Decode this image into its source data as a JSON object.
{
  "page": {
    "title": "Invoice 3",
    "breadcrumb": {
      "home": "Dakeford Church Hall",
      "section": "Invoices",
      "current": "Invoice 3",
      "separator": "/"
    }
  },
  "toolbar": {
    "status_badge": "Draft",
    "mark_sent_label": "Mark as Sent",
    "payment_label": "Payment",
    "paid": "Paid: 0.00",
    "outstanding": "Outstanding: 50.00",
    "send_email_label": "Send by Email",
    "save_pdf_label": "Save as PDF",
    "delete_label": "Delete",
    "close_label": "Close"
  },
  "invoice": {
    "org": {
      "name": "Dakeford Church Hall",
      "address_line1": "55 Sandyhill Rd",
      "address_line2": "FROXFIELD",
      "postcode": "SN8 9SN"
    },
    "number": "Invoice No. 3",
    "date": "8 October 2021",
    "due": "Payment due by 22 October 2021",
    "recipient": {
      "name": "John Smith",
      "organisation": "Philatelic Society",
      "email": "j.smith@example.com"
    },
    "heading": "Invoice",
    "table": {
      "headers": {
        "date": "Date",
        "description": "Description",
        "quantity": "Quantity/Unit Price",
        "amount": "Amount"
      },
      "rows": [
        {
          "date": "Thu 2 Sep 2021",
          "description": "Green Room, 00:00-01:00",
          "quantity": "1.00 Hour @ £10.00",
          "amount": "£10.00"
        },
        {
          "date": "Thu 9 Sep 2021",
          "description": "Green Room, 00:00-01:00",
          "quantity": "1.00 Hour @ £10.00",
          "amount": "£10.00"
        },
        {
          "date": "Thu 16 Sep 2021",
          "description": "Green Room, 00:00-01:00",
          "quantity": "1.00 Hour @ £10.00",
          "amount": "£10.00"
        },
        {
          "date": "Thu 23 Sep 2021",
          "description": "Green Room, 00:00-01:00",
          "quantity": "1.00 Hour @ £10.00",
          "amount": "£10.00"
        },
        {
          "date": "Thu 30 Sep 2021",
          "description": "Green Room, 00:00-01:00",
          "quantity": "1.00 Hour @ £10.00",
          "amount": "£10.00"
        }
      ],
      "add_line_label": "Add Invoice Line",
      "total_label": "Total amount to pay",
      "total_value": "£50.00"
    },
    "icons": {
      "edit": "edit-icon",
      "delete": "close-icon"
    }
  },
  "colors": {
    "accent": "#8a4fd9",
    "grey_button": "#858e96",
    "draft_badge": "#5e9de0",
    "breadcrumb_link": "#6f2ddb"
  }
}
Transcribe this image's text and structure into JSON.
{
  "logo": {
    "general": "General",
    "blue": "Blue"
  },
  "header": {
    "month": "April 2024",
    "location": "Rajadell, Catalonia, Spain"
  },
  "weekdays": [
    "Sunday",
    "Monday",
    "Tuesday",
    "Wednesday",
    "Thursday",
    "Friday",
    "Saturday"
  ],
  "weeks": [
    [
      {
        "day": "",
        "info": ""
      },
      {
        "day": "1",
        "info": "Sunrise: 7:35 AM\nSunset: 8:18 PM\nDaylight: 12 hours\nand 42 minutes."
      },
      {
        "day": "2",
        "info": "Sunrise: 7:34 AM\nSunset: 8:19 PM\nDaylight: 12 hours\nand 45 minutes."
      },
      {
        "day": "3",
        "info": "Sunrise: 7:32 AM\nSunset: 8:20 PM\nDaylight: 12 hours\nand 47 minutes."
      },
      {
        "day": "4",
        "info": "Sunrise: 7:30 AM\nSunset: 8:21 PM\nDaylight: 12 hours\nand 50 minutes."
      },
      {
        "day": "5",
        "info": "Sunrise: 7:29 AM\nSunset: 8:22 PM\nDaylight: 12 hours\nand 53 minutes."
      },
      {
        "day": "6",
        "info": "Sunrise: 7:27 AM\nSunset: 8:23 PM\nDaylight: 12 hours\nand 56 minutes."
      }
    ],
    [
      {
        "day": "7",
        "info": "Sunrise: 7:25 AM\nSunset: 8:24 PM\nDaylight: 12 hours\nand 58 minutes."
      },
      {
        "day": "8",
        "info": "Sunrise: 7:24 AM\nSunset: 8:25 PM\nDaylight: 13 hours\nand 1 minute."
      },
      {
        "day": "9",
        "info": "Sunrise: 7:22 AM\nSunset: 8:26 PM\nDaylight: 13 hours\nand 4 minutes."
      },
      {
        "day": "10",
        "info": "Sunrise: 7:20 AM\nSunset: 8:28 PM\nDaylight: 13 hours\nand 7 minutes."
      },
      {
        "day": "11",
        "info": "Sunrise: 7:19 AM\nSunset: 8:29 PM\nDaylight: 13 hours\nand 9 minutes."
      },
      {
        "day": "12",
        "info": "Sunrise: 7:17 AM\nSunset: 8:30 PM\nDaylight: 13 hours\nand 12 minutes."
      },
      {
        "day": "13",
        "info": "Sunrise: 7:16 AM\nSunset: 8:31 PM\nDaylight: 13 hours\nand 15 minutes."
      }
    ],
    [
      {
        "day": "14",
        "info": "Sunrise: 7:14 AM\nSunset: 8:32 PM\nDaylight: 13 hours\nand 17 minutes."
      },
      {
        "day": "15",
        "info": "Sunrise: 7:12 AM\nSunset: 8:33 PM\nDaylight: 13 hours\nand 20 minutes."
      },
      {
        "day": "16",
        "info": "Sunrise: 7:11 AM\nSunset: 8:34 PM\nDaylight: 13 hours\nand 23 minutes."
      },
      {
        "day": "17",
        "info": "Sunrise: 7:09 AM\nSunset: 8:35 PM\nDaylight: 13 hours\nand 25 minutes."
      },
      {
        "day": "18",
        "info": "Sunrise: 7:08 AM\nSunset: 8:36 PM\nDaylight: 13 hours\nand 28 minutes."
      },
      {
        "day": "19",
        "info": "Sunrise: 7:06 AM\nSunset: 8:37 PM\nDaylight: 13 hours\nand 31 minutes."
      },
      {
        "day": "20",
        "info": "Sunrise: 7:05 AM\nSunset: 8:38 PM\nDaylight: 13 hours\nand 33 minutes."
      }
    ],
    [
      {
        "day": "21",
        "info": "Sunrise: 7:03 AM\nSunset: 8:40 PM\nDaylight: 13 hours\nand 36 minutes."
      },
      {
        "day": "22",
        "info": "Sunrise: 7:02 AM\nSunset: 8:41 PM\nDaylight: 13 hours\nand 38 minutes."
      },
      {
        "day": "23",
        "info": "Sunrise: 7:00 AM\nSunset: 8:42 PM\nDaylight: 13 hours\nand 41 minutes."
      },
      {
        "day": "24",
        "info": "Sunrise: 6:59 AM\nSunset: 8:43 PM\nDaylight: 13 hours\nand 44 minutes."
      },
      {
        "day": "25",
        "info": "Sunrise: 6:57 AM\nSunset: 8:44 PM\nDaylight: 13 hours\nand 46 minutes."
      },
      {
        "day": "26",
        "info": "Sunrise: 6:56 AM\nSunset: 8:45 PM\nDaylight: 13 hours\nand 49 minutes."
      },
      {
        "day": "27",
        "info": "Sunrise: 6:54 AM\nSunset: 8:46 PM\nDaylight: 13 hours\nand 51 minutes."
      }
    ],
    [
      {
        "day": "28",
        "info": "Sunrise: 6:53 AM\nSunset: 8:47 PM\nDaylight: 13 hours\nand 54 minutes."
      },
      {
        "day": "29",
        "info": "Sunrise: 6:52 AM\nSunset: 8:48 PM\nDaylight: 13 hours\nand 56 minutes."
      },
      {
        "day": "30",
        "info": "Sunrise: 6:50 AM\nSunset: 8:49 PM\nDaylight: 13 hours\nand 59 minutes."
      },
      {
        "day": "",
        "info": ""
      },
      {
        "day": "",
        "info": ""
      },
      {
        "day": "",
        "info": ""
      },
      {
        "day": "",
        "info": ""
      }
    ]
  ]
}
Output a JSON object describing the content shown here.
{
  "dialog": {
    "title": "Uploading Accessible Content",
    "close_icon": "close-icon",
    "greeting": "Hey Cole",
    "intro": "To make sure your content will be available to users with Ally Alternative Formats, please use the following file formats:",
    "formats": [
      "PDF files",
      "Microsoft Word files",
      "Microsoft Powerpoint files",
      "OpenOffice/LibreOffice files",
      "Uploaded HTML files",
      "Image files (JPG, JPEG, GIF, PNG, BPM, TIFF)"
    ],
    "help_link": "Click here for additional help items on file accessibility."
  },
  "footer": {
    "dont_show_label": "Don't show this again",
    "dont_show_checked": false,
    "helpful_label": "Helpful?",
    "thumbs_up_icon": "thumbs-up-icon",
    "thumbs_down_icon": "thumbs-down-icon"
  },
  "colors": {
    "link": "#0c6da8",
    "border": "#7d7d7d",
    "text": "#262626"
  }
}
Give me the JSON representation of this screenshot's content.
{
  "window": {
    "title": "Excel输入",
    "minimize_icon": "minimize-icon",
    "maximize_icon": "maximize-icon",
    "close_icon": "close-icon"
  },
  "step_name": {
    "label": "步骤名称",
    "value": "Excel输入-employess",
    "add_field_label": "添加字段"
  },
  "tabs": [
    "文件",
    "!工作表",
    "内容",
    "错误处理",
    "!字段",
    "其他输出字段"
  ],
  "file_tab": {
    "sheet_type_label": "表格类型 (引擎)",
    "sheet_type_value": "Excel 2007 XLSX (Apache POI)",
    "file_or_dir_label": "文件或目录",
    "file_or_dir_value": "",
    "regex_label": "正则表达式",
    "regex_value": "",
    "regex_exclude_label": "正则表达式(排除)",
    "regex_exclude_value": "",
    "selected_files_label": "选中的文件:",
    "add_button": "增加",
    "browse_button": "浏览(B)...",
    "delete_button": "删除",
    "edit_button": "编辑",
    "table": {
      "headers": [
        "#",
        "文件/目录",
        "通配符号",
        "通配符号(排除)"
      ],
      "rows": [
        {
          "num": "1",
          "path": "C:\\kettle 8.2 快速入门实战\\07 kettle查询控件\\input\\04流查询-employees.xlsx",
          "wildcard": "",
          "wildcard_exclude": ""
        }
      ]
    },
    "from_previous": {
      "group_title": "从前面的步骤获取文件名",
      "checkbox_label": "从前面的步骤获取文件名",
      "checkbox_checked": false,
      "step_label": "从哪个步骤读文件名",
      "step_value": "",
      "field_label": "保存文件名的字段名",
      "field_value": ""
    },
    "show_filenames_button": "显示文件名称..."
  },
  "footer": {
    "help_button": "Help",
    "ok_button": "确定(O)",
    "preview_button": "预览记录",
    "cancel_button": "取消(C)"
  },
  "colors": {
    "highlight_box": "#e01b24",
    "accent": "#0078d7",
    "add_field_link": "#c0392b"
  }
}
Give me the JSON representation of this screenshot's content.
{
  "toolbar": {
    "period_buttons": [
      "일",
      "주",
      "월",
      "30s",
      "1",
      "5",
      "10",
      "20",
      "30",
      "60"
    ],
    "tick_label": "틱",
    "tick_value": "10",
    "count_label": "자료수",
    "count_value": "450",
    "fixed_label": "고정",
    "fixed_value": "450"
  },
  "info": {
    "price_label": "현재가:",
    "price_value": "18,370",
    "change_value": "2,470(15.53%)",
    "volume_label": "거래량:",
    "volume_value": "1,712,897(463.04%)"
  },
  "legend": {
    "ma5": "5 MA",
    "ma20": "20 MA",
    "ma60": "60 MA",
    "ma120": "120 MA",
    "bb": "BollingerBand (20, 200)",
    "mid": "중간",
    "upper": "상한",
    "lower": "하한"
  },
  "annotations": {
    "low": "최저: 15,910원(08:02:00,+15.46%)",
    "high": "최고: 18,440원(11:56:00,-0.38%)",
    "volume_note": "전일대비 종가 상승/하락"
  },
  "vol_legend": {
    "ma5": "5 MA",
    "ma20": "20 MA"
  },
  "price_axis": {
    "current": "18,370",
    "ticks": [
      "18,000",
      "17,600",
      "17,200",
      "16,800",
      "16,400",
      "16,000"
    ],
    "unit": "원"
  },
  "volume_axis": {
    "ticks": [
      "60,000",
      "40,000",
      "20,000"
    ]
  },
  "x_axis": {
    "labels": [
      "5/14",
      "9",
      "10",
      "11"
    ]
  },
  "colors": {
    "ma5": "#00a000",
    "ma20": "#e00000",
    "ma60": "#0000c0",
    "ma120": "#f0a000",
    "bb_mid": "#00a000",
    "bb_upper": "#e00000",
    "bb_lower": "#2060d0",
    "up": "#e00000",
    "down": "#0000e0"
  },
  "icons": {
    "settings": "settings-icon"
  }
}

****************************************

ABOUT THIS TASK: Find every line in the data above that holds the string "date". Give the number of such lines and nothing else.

FINISHED TASK: 7